[Data records for software interfaces]
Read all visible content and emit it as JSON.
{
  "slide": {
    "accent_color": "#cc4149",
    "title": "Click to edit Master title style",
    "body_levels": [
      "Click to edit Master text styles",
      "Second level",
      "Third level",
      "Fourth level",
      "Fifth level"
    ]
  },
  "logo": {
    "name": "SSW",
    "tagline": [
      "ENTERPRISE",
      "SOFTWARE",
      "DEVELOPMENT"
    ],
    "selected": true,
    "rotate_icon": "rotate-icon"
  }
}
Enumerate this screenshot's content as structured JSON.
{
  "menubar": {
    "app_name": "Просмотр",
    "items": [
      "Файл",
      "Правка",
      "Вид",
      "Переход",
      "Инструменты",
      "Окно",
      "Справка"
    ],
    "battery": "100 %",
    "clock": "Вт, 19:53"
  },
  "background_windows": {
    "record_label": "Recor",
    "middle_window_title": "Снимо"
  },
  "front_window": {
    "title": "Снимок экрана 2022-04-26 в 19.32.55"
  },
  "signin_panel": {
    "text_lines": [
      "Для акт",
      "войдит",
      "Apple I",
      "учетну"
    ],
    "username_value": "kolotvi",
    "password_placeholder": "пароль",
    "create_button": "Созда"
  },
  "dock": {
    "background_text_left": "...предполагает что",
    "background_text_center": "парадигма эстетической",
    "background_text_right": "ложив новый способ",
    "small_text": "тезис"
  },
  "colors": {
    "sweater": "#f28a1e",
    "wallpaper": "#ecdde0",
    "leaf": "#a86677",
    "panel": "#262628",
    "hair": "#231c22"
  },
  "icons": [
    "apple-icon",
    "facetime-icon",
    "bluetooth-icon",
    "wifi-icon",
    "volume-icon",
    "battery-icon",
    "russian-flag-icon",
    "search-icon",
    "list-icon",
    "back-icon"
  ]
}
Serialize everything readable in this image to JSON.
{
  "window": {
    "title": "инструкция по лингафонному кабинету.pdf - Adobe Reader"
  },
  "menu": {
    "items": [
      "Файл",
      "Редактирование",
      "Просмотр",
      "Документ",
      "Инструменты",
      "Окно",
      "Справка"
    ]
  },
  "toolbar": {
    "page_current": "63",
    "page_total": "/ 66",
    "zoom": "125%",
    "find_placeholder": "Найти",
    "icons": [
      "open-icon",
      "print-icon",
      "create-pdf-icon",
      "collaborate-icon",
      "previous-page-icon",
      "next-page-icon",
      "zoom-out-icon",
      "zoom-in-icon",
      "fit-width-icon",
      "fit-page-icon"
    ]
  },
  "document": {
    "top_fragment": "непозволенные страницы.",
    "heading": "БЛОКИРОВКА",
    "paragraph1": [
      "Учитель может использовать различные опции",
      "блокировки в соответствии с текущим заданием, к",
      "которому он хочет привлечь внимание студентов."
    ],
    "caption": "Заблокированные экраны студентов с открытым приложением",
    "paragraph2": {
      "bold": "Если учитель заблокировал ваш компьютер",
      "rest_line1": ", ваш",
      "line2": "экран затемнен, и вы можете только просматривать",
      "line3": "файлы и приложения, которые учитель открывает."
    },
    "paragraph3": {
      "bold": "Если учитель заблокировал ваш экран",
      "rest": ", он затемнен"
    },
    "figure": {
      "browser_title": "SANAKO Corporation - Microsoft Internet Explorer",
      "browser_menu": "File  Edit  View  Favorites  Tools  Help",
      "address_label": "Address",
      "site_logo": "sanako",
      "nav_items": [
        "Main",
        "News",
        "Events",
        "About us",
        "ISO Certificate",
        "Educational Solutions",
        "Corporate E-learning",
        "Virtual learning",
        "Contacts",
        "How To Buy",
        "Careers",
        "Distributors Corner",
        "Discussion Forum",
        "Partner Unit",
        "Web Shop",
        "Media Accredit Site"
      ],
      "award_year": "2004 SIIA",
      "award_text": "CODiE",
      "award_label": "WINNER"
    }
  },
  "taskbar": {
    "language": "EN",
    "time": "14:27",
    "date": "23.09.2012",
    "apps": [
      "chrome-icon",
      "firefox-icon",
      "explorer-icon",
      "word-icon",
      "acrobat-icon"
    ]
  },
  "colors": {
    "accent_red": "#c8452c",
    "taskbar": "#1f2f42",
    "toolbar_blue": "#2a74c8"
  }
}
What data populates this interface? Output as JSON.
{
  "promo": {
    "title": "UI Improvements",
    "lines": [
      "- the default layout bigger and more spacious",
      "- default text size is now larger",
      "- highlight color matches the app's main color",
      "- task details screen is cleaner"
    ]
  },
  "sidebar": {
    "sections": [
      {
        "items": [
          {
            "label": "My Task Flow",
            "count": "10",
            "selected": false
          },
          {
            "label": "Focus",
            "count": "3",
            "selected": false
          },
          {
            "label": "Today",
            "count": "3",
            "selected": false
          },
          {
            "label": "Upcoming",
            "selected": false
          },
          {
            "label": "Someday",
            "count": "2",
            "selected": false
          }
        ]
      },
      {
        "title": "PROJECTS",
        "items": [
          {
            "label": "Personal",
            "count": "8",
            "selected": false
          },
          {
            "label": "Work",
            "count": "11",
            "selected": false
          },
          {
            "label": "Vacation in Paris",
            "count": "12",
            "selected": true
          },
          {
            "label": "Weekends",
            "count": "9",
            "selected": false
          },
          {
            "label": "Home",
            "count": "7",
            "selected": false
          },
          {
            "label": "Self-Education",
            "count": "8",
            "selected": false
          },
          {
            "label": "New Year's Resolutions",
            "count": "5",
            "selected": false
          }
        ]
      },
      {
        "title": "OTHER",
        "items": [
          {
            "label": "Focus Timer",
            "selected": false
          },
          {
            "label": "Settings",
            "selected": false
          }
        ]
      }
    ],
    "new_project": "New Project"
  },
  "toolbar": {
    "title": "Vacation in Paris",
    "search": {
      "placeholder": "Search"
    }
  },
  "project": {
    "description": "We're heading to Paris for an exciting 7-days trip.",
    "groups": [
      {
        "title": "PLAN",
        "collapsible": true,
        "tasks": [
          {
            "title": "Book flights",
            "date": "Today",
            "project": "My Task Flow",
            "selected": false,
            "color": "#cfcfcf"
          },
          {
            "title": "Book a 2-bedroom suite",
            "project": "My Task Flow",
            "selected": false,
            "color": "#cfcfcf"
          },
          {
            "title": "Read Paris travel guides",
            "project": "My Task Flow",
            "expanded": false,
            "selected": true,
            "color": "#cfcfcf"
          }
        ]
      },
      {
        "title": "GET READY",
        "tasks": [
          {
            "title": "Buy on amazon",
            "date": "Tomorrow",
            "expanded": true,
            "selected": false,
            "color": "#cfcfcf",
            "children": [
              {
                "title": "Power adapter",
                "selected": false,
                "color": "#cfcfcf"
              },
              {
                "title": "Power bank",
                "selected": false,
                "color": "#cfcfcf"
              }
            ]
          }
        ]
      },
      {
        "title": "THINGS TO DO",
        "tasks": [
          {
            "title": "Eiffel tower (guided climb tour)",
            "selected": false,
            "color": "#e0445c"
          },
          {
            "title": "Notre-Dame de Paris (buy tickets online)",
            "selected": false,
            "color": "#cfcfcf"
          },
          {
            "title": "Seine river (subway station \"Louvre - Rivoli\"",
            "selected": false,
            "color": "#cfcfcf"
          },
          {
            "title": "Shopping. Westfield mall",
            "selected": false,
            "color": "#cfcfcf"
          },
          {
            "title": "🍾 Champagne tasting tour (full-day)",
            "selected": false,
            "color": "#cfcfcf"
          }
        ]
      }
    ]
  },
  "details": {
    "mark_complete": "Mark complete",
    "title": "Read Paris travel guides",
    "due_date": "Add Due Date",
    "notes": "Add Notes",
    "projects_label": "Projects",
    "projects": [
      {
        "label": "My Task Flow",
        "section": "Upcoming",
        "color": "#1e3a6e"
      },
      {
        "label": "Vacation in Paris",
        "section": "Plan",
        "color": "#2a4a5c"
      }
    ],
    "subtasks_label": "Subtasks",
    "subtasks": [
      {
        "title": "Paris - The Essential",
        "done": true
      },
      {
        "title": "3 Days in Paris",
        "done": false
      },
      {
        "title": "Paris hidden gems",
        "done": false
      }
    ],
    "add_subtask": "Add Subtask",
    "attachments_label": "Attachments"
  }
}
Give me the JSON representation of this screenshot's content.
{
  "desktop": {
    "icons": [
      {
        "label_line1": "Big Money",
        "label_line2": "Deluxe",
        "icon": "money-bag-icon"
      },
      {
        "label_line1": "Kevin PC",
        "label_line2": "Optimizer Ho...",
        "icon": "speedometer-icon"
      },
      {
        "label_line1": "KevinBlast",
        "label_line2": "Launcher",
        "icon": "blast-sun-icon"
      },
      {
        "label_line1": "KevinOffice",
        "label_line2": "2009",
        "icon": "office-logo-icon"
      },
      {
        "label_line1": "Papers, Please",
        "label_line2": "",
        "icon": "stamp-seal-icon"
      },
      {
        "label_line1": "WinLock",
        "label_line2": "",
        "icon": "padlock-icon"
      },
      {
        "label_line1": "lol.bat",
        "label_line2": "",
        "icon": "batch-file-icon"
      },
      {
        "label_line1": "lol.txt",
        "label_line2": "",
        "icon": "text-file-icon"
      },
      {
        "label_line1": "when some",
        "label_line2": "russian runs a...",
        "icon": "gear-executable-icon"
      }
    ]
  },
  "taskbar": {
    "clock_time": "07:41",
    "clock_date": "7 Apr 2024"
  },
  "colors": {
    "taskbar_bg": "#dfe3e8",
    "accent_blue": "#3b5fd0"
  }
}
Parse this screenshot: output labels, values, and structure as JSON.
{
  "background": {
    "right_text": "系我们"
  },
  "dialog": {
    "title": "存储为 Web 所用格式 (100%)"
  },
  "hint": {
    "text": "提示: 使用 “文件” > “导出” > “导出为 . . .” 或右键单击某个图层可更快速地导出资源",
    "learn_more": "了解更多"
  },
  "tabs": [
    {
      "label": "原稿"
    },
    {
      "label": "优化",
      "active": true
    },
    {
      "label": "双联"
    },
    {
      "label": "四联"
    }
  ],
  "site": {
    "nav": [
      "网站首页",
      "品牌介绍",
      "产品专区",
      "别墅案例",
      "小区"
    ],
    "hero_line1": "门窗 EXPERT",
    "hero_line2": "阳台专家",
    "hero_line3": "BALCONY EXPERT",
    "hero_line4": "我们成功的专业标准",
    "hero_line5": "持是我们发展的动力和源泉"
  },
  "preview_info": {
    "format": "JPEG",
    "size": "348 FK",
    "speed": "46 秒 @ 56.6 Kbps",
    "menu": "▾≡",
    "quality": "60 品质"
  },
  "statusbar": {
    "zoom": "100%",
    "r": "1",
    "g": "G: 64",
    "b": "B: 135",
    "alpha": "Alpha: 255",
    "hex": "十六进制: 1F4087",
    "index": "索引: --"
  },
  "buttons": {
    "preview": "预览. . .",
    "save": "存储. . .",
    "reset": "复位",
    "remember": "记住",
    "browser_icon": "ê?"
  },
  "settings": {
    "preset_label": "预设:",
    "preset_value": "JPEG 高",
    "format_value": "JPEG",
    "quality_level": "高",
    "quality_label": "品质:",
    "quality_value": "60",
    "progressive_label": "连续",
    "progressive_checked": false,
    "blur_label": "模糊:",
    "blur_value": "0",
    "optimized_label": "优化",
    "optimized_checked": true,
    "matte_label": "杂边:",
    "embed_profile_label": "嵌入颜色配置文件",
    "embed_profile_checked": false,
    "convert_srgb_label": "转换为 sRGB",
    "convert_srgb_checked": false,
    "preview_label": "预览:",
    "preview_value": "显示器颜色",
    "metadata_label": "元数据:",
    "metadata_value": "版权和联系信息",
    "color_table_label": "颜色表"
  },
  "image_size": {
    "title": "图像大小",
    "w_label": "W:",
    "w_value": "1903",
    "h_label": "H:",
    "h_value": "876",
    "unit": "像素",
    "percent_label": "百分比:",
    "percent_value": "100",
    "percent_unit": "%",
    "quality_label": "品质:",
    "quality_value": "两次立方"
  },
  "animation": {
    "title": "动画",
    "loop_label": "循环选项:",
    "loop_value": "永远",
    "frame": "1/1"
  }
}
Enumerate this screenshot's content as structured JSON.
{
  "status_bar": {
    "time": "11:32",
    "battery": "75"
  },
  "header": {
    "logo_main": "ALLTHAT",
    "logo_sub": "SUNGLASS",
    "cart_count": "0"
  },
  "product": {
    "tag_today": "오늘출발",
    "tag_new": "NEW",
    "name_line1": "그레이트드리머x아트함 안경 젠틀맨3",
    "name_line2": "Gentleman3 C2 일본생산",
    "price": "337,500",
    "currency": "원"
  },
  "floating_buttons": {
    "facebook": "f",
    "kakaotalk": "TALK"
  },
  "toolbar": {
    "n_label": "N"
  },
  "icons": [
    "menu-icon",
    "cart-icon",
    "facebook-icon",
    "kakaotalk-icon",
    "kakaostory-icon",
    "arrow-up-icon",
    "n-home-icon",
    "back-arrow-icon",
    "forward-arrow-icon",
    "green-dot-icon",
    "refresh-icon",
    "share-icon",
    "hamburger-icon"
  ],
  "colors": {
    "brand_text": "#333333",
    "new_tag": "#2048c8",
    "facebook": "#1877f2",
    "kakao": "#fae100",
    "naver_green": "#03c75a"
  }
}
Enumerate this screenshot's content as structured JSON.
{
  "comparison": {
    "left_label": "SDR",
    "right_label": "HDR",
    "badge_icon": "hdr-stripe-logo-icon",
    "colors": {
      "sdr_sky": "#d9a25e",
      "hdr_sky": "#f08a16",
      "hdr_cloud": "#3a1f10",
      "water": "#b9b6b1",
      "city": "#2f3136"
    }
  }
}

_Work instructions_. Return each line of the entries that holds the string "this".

_Answer for the task_.
Enumerate this screenshot's content as structured JSON.
Serialize everything readable in this image to JSON.
What data populates this interface? Output as JSON.
Give me the JSON representation of this screenshot's content.
Parse this screenshot: output labels, values, and structure as JSON.
Enumerate this screenshot's content as structured JSON.
Enumerate this screenshot's content as structured JSON.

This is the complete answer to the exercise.